### Description of the task
Repeat every entry exactly. Pictures stay out.

### Given data

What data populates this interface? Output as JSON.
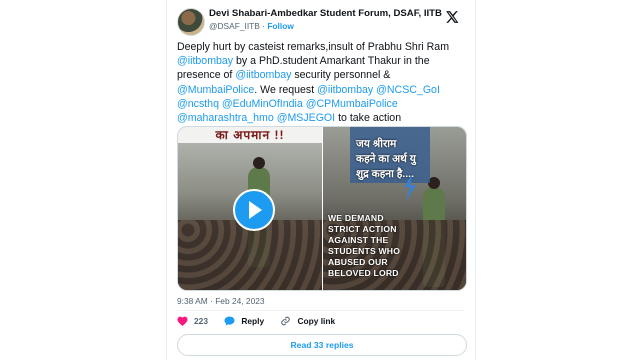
{
  "author": {
    "display_name": "Devi Shabari-Ambedkar Student Forum, DSAF, IITB",
    "handle": "@DSAF_IITB",
    "separator": " · ",
    "follow_label": "Follow"
  },
  "tweet": {
    "lines": [
      [
        {
          "t": "Deeply hurt by casteist remarks,insult of Prabhu Shri Ram",
          "m": false
        }
      ],
      [
        {
          "t": "@iitbombay",
          "m": true
        },
        {
          "t": " by a PhD.student Amarkant Thakur in the",
          "m": false
        }
      ],
      [
        {
          "t": "presence of ",
          "m": false
        },
        {
          "t": "@iitbombay",
          "m": true
        },
        {
          "t": " security personnel &",
          "m": false
        }
      ],
      [
        {
          "t": "@MumbaiPolice",
          "m": true
        },
        {
          "t": ". We request ",
          "m": false
        },
        {
          "t": "@iitbombay",
          "m": true
        },
        {
          "t": " ",
          "m": false
        },
        {
          "t": "@NCSC_GoI",
          "m": true
        }
      ],
      [
        {
          "t": "@ncsthq",
          "m": true
        },
        {
          "t": " ",
          "m": false
        },
        {
          "t": "@EduMinOfIndia",
          "m": true
        },
        {
          "t": " ",
          "m": false
        },
        {
          "t": "@CPMumbaiPolice",
          "m": true
        }
      ],
      [
        {
          "t": "@maharashtra_hmo",
          "m": true
        },
        {
          "t": " ",
          "m": false
        },
        {
          "t": "@MSJEGOI",
          "m": true
        },
        {
          "t": " to take action",
          "m": false
        }
      ]
    ]
  },
  "media": {
    "left_banner": "का अपमान !!",
    "hindi_caption": [
      "जय श्रीराम",
      "कहने का अर्थ यु",
      "शुद्र कहना है...."
    ],
    "demand_text": "WE DEMAND STRICT ACTION AGAINST THE STUDENTS WHO ABUSED OUR BELOVED LORD",
    "play_icon": "play-icon"
  },
  "meta": {
    "time": "9:38 AM",
    "separator": " · ",
    "date": "Feb 24, 2023"
  },
  "actions": {
    "likes": "223",
    "reply_label": "Reply",
    "copy_label": "Copy link"
  },
  "replies_button": "Read 33 replies",
  "colors": {
    "accent": "#1d9bf0",
    "like": "#f91880",
    "text": "#0f1419",
    "muted": "#536471"
  }
}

### Finished exercise
What data populates this interface? Output as JSON.
{
  "author": {
    "display_name": "Devi Shabari-Ambedkar Student Forum, DSAF, IITB",
    "handle": "@DSAF_IITB",
    "separator": " · ",
    "follow_label": "Follow"
  },
  "tweet": {
    "lines": [
      [
        {
          "t": "Deeply hurt by casteist remarks,insult of Prabhu Shri Ram",
          "m": false
        }
      ],
      [
        {
          "t": "@iitbombay",
          "m": true
        },
        {
          "t": " by a PhD.student Amarkant Thakur in the",
          "m": false
        }
      ],
      [
        {
          "t": "presence of ",
          "m": false
        },
        {
          "t": "@iitbombay",
          "m": true
        },
        {
          "t": " security personnel &",
          "m": false
        }
      ],
      [
        {
          "t": "@MumbaiPolice",
          "m": true
        },
        {
          "t": ". We request ",
          "m": false
        },
        {
          "t": "@iitbombay",
          "m": true
        },
        {
          "t": " ",
          "m": false
        },
        {
          "t": "@NCSC_GoI",
          "m": true
        }
      ],
      [
        {
          "t": "@ncsthq",
          "m": true
        },
        {
          "t": " ",
          "m": false
        },
        {
          "t": "@EduMinOfIndia",
          "m": true
        },
        {
          "t": " ",
          "m": false
        },
        {
          "t": "@CPMumbaiPolice",
          "m": true
        }
      ],
      [
        {
          "t": "@maharashtra_hmo",
          "m": true
        },
        {
          "t": " ",
          "m": false
        },
        {
          "t": "@MSJEGOI",
          "m": true
        },
        {
          "t": " to take action",
          "m": false
        }
      ]
    ]
  },
  "media": {
    "left_banner": "का अपमान !!",
    "hindi_caption": [
      "जय श्रीराम",
      "कहने का अर्थ यु",
      "शुद्र कहना है...."
    ],
    "demand_text": "WE DEMAND STRICT ACTION AGAINST THE STUDENTS WHO ABUSED OUR BELOVED LORD",
    "play_icon": "play-icon"
  },
  "meta": {
    "time": "9:38 AM",
    "separator": " · ",
    "date": "Feb 24, 2023"
  },
  "actions": {
    "likes": "223",
    "reply_label": "Reply",
    "copy_label": "Copy link"
  },
  "replies_button": "Read 33 replies",
  "colors": {
    "accent": "#1d9bf0",
    "like": "#f91880",
    "text": "#0f1419",
    "muted": "#536471"
  }
}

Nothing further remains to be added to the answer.